The billionaire’s nomination has brought an end to 13 months of political deadlock since an August 2020 blast that killed at least 214 people and devastated swathes of the capital Beirut.
An economic meltdown since then has depleted central bank reserves, devalued the currency by more than 90 percent and plunged three out of four citizens below the poverty line, while those who can are emigrating by the thousands.
France has led the international response to the tragedy, organizing three international conferences devoted to Lebanon and delivering aid in exchange for promises of political reform and accountability.
Macron traveled to Lebanon two days after the blast, and returned for a second trip.
The 43-year-old French leader has repeatedly expressed exasperation over the failure of Lebanon’s leaders to end the political crisis and tackle the economic emergency.
“It’s a secret for nobody that the negotations took too long while the living conditions of Lebanese people were getting worse,” Macron said on Friday.
Speaking next to Mikati on the steps of the Elysee Palace, he said that the Lebanese population had “a right to know the truth” about the August 2020 blast in Beirut.
One of the largest non-nuclear blasts in history, the explosion was caused by a vast stock of highly explosive ammonium nitrate that had sat for years in a port warehouse, a stone’s throw from residential districts.

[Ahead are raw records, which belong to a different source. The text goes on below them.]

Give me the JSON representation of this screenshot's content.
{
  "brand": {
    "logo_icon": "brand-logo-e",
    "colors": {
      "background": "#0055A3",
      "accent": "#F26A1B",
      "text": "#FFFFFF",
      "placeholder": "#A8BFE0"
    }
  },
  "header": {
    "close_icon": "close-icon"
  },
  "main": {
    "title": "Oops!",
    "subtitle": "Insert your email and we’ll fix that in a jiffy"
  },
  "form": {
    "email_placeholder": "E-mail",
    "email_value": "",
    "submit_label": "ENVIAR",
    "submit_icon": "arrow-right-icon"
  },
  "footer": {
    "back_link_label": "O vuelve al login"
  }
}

Iran says nuclear talks to resume ‘very soon,’ gives no date

Iran says nuclear talks to resume ‘very soon,’ gives no date
Updated 24 September 2021

Iran says nuclear talks to resume ‘very soon,’ gives no date

Iran says nuclear talks to resume ‘very soon,’ gives no date
  • Senior US official this week made clear Washington's frustration with Tehran over the absence of any "positive indication" it is prepared to return to the talks
  • European diplomats have served as chief intermediaries between Washington and Tehran

NEW YORK: Iran will return to negotiations on resuming compliance with the 2015 Iran nuclear deal "very soon," Iranian Foreign Minister Hossein Amirabdollahian told reporters on Friday.
"The Islamic Republic of Iran will return to the table of negotiations. We are reviewing the Vienna negotiations files currently and, very soon, Iran’s negotiations with the 'four plus one' countries will recommence," Amirabdollahian said.
He was referring to talks that began in April between Iran and the five other nations still in the 2015 deal - Britain, China, France, Germany and Russia. European diplomats have served as chief intermediaries between Washington and Tehran, which has refused to negotiate directly with US officials.
Under the deal Iran curbed its uranium enrichment program, a possible pathway to nuclear arms, in return for the lifting of economic sanctions. Then-US President Donald Trump quit the deal in 2018 and re-imposed sanctions, crippling Iran's economy and prompting Iran to take steps to violate its nuclear limits.